This whole experience is even better if you are a subscriber because you get all the guide data on screen and it’s very easy to set up things called “Season Passes” that basically allow you to record every episode of your favorite show with one button click. The service also learns what kinds of shows you like, using a simple set of buttons on the remote to indicate your rating of a particular show. The green thumbs up or the red thumbs down. Again, simple one click feedback on a show that is remembered. Based on this feedback, it can record other shows based on your preferences that it think you might like.
I just wish they had a his and hers option so that TiVo doesn’t think I like something my wife does and vice versa.
So we used this unsubscribed TiVo for awhile and loved it.
Then in 2005, it was announced that the TiVo service would soon be available in Canada. There was even rumors of the local electronics retailers having units for sale. Sadly this turned out to be false. But as luck would have it, I was in Seattle for a conference and there was a sale on the TiVo boxes (a 40 hour Series Two model) so I picked one up for $99 at CompUSA. I took it home and set it up and as before, live tv paused and it couldn’t do much else.
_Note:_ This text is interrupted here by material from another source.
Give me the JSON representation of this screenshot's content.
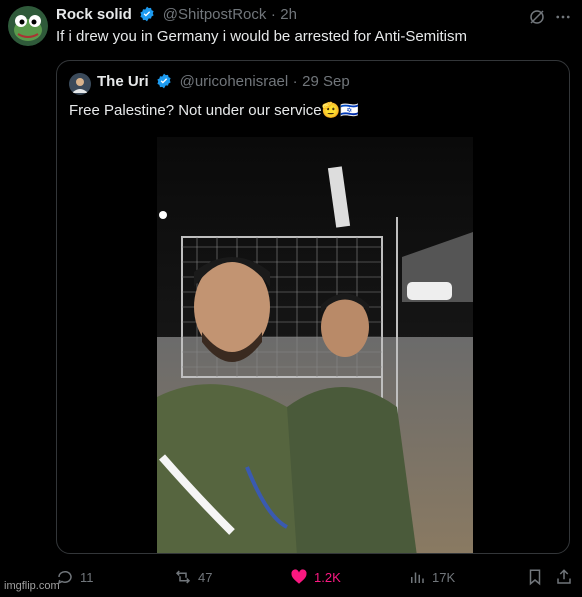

A few months passed and the TiVo service was finally available in Canada (well to Canadians at least). I signed up as soon as it was possible to. Ironically, a few of the people that I met (or crossed paths with) at Northern Voice had also discovered this at the same time and blogged about it. It really can be a small world sometimes.
The process of getting an account for the TiVo service seemed really strange, bizarre even. You had to put in a fake address instead of your real one in order for the account info to work which seems really weird. I didn’t care as I was just happy it was available to me. Rob has a detailed list of the steps which are also now documented on TiVo’s support area.
About a year ago, I added another TiVo to the mix as i stumbled across a local Ebay auction for an unused Series Two TiVo that was priced right. The person selling it didn’t know you could use it in Canada so it had sat unopened in a garage for awhile after they won it in some contest.
The current setup we have is two TiVo’s in the bedroom – the 190 hour Series One (not subbed) and the Ebay purchased Series Two (subbed). The other Series Two is in the living room and is also subbed (you get a discount for having multiple TiVo subscriptions). What’s cool about this is that you can record something on the living room TiVo (which in our case also has access to digital cable channels) and then stream it to the bedroom (non-digital) TiVo or vice versa. This has come in handy many times.
While the TiVo UI is fantastic and has to be used to truly understand why it’s great (there is a nice flash demo on Tivo.com), there are some shortcomings with the TiVo or at least the service in Canada.
The main one for me is the transfer speed between TiVo’s or to your desktop PC or Mac. Despite my TiVo’s being on my LAN via a fullspeed wired connection, it still takes ages to move a file around. The files the TiVo records are quite large depending on the quality setting you used to record it but it should still transfer faster than it does. I’m not sure of the exact reason why it’s slow but it is definately slower than simply transfering a large video file between computers on the same network.
Another issue with the service is the sketchy Canadian content support. In the US there are a number of interesting features and services that seem to stop at the border and aren’t available on my TiVo. Amazon.com has it’s Unbox service where you can download or rent movies and they magically appear on your TiVo. I had a free credit to try it out with my US Amazon account and it all seemed to work on the Amazon site but nothing ever showed up on my TiVo. Also some of the podcasting content doesn’t work on my TiVo unless it was setup prior to subscribing.
These are relatively minor issues though so it’s not a big deal as I have a bunch of other ways to deal with that kind of content (which I’ll get into in a future post)…and certainly not the primary reason for getting a TiVo.